The Iron Brigade is one of the most celebrated military organizations of the American Civil War. Although primarily known and studied because of its remarkable stand on the first bloody day at Gettysburg, its stellar service during the earliest days of the war and from the Wilderness to Appomattox has been routinely slighted. Herdegen has finally rectified this historical anomaly with his The Iron Brigade in Civil War and Memory. Composed originally of the 2nd, 6th, and 7th Wisconsin, 19th Indiana, and Battery B of the 4th U.S. Artillery, the brigade first attracted attention as the only all-Western organization serving in the Eastern Theater. The Regular Army’s distinctive felt dress hat earned them the nickname “Black Hat Brigade.” The Westerners took part in the fighting at Gainesville (Brawner’s Farm), Second Bull Run, South Mountain (where General McClellan claimed he gave them their famous “Iron Brigade” moniker), and Antietam. Reinforced by the 24th Michigan, the Black Hats fought at Fredericksburg and Chancellorsville. But it was at Gettysburg on July 1 where the brigade immortalized a railroad cut and helped save the high ground west of town that proved decisive, but was nearly destroyed for its brave stand. Reorganizations, expired enlistments, and different duties split up the famous outfit, but some of the regiments fought on through the Wilderness to Petersburg and finally, Appomattox. Only when the war was ended did the Western boys finally go home.

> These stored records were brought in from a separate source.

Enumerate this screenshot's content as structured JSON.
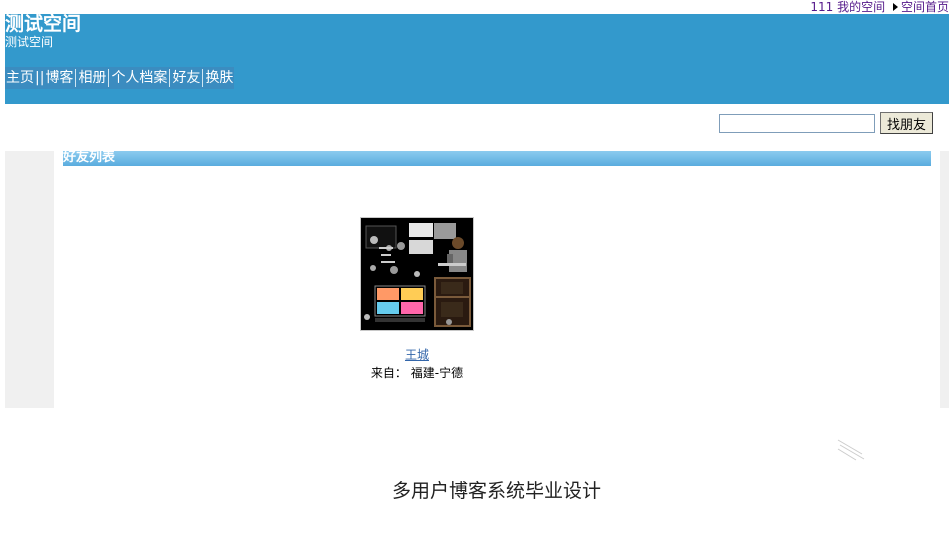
{
  "top_bar": {
    "username": "111",
    "my_space_link": "我的空间",
    "space_home_link": "空间首页"
  },
  "header": {
    "title": "测试空间",
    "subtitle": "测试空间"
  },
  "nav": {
    "home": "主页",
    "sep_text": "||",
    "blog": "博客",
    "album": "相册",
    "profile": "个人档案",
    "friends": "好友",
    "skin": "换肤"
  },
  "search": {
    "value": "",
    "button_label": "找朋友"
  },
  "section": {
    "title": "好友列表"
  },
  "friend": {
    "name": "王城",
    "from_label": "来自：",
    "location": "福建-宁德"
  },
  "footer": {
    "text": "多用户博客系统毕业设计"
  },
  "colors": {
    "banner": "#3399cc",
    "nav": "#3b8cc0",
    "section_header": "#5aacde",
    "link": "#3366aa"
  },
  "icons": {
    "arrow": "right-triangle-icon",
    "watermark": "diagonal-lines-icon"
  }
}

Herdegen’s magnificent The Iron Brigade in Civil War and Memory, sure to be looked upon as his magnum opus, is based on decades of archival research and includes scores of previously unpublished letters, photos, journals, and other primary accounts. This well researched and written tour de force, which includes reunion and memorial coverage until the final expiration of the last surviving member, will be the last word on the Iron Brigade for the foreseeable future.
When we were young, explained one Black Hat veteran many years after the war, we hardly realized that we “had fought on more fields of battle than the Old Guard of Napoleon, and have stood fire in far greater firmness.” Here, at long last, is the full story of how young farm boys, shopkeepers, river men, and piney camp boys in a brigade forged with iron helped save the Union.